This post originally appeared on Panels, which is now Book Riot Comics
It’s a bird, it’s a plane… no, it really is a bird!
We’ve talked about cat comics here before, but what about their eternal adversary: birds?
Panelteer Jess did such a good job in her Ducks of Disney post, it got me thinking about what other friendly fowl grace the pages of comics. The more I looked, the more fantastic graphic novels and superhero series I found featuring our feathered friends.
City Birds by Dean Norman
City Birds follows the life of two falcon hatchlings, named Stars and Stripes, as they hatch and grow up on the ledge of a skyscraper in Cleveland, Ohio. Their parents introduce them to this wide new world—from the humans, who are there to help protect their nest and their lives; to the lack of nutritional value in “fowl balls” from the nearby baseball stadium; and how and when to leave the nest. This is a cute, fun, heartwarming comic based on a true story—particularly perfect for bird lovers!
The Conference of the Birds by Peter Sís
All of the birds in the world unite under a hoopoe, who leads them on a journey to find their true king, Simorgh. Along the way, they pass through the valleys of quest, love, understanding, detachment, unity, amazement, and death. Not all of the birds survive the trip; those who remain are bound to one another, and they discover that they are Simorgh, and Simorgh is each of them. Based on the classic twelfth-century Sufi epic poem of the same name, The Conference of the Birds features gorgeous illustrations, poetic language, and a lovely message—making it a permanent fixture on my shelf.
Watchmen by Alan Moore and Dave Gibbons
In Watchmen, Nite Owl is a pivotal character—or, to be more accurate, both men who don the owlish outfit and name are. Hollis Mason first earned the moniker by working out late at the police gym and keeping a strict bedtime. After Mason retired from his superheroics, Daniel Dreiberg asked if he could take up the feathery mantle. Dreiberg, an inventor, flies an owl-shaped airship, known (perhaps unsurprisingly) as the “Owlship”—which, among its many weapons, employs a piercing screech much like the bird’s call. Nite Owl even has his own eponymous title in the “Before Watchmen” series. You gotta hand it to a couple of guys who have the owl-like wisdom to model their antics after one of the coolest birds out there.
Black Canary by Brenden Fletcher, Annie Wu, Pia Guerra, Lee Loughridge, Sandy Jarrell, and Steve Wands
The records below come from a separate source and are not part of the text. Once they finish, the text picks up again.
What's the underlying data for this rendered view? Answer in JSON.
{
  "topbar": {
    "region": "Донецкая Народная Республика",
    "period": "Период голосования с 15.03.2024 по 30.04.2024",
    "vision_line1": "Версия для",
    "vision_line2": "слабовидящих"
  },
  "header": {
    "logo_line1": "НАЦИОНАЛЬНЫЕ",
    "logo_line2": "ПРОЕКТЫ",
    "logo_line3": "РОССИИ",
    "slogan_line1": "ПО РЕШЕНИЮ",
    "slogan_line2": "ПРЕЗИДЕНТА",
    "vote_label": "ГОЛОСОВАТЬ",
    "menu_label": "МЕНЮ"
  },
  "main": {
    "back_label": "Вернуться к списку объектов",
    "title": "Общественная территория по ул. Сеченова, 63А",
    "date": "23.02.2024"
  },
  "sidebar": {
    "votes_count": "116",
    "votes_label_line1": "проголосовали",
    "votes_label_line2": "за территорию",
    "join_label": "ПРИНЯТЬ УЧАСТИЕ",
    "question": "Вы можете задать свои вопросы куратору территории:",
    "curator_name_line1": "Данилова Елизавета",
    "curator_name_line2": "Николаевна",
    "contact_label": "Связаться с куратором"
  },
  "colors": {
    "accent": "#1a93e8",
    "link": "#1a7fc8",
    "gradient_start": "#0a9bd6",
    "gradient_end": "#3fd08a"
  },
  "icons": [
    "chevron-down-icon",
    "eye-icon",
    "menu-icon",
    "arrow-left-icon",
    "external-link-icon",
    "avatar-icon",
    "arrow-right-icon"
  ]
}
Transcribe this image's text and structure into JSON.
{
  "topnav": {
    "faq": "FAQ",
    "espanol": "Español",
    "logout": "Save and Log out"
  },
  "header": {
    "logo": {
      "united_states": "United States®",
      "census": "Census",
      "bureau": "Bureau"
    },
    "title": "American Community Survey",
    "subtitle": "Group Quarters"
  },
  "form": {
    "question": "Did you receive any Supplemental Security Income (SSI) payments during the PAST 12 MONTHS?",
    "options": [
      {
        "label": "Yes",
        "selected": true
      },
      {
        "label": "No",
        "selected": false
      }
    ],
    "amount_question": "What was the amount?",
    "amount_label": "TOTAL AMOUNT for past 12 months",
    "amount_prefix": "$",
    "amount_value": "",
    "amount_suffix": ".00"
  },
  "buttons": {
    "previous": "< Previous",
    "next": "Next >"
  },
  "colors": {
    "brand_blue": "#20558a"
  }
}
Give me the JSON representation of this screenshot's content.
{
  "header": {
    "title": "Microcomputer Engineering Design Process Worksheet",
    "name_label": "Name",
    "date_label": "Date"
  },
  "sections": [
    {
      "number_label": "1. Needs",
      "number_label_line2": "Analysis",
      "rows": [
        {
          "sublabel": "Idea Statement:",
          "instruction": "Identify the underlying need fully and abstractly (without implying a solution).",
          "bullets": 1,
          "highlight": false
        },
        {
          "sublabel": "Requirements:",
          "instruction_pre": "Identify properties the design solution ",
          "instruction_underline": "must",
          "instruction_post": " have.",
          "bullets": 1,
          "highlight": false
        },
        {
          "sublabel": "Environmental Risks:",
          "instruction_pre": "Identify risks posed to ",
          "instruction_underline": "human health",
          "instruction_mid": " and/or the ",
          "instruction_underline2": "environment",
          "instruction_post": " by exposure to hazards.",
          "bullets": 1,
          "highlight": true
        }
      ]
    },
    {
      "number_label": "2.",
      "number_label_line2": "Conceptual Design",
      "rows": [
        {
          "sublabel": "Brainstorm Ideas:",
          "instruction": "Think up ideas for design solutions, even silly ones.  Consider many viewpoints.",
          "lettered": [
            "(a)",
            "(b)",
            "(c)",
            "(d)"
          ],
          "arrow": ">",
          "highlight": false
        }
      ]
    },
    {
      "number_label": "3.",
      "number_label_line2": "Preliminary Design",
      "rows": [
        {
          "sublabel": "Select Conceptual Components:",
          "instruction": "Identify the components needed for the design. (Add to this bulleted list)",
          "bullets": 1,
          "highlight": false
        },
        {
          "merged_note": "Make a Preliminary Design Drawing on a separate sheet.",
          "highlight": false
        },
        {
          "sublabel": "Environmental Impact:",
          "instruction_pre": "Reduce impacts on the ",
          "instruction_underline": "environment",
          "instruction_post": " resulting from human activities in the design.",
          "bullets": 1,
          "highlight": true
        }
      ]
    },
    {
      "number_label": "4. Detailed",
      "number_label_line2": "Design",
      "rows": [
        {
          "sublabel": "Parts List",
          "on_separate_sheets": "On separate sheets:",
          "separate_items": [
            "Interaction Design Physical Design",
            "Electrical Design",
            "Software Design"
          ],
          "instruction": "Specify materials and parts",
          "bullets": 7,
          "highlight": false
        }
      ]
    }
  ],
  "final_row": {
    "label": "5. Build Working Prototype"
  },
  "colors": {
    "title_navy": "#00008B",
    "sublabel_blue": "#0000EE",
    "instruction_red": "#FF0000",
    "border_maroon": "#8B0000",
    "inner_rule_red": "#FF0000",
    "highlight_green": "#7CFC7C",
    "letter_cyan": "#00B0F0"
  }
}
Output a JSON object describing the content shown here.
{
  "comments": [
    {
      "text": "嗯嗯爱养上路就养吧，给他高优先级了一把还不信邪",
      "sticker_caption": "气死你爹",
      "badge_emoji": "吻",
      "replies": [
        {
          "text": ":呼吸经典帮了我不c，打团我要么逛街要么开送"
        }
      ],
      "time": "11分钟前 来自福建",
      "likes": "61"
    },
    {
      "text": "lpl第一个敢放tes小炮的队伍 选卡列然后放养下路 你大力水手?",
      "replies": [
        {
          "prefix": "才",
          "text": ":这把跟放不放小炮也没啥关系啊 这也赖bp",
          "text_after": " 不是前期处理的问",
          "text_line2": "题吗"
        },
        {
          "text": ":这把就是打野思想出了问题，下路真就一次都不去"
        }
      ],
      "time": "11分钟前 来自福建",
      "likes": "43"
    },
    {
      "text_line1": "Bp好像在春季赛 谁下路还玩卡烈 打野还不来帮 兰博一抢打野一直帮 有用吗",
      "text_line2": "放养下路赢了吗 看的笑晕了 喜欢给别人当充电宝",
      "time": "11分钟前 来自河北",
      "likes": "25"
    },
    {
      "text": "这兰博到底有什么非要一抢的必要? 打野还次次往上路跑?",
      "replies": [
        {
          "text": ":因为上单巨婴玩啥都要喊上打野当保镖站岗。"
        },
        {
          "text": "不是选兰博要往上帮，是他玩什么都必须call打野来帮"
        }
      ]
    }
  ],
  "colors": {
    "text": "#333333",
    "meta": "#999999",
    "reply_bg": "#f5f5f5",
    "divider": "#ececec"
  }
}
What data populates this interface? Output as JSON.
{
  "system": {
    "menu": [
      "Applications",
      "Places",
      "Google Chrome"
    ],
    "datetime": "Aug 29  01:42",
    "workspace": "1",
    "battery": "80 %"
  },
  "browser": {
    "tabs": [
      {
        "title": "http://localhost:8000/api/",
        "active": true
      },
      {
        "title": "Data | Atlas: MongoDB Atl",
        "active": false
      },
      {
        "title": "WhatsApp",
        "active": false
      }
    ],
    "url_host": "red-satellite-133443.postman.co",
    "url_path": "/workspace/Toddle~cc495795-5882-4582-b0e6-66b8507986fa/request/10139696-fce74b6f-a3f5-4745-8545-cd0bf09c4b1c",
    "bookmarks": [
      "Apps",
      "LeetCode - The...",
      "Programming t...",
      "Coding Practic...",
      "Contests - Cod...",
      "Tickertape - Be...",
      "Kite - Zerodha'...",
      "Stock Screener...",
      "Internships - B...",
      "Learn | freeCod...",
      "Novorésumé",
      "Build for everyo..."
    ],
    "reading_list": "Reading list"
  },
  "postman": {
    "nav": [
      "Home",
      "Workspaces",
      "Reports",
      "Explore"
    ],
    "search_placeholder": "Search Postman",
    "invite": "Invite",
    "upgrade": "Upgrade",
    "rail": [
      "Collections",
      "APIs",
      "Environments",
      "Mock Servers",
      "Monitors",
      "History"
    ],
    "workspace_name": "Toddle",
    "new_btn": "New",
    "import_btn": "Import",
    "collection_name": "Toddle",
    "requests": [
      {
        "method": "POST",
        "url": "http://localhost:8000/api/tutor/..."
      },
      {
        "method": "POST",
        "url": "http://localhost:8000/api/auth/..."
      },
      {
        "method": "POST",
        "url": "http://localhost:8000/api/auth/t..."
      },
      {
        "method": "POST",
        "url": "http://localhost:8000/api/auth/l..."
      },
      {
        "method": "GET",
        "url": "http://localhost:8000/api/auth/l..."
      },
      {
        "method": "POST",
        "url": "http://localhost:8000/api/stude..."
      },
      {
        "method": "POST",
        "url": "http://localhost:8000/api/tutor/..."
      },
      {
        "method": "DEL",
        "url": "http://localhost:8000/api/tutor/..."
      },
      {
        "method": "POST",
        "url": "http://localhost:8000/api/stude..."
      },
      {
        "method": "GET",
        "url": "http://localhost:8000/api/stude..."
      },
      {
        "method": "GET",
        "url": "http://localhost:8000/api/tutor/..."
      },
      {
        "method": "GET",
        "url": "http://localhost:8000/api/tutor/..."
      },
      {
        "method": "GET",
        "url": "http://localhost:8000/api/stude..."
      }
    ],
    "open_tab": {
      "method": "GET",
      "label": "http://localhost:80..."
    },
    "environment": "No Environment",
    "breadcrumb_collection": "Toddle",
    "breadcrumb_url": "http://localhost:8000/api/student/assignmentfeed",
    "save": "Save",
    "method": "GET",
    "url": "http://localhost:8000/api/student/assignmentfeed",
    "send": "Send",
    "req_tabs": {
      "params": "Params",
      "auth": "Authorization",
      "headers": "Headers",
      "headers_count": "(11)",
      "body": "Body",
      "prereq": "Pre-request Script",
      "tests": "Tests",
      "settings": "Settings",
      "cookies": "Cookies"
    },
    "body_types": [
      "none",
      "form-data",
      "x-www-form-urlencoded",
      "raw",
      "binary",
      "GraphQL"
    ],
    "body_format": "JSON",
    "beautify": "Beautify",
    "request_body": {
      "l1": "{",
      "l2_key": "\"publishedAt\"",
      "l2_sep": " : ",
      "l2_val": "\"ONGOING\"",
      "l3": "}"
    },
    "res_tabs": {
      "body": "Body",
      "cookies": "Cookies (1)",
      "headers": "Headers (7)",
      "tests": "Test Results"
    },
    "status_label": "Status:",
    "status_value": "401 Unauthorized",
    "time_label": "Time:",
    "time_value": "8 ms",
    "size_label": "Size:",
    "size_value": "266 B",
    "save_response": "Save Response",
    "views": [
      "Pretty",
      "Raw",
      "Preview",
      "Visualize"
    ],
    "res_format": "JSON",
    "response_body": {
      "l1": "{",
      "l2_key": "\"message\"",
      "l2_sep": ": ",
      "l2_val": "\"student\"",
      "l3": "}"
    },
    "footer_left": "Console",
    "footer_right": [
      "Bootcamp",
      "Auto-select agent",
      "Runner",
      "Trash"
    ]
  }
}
Dinah—or “D.D.”—is the mysterious new frontwoman of Black Canary, a new band that is already mega-successful. But trouble seems to follow Dinah, and show after show ends in a fight. Will her past always follow her? And if it does… is that such a bad thing? References to Dinah’s canary scream and her birdy nickname run rampant throughout the first volume of this book, but my favorite moment by far is when Dinah takes the stage and someone in the crowd shouts “Freebird!!” So perfect.
Pretty Deadly by Kelly Sue DeConnick, Emma Rios, Jordie Bellaire, Sigrid Ellis, and Clayton Cowles
Sissy, the main character of Pretty Deadly, wears the skin of a vulture, and this theme is woven throughout the book with the appearance of feathers and the intimation of flight. The scenes of Sissy perched on a rock or a horse, the way she quietly observes others’ actions with avian curiosity—the creators so effortlessly blend reality and fantasy that I truly began to believe she is part bird.
I know I’m probably missing a ton of super birds; I’ve already added Hawkeye, Birds of Prey, and Nightwing to my reading list to continue the birdy theme.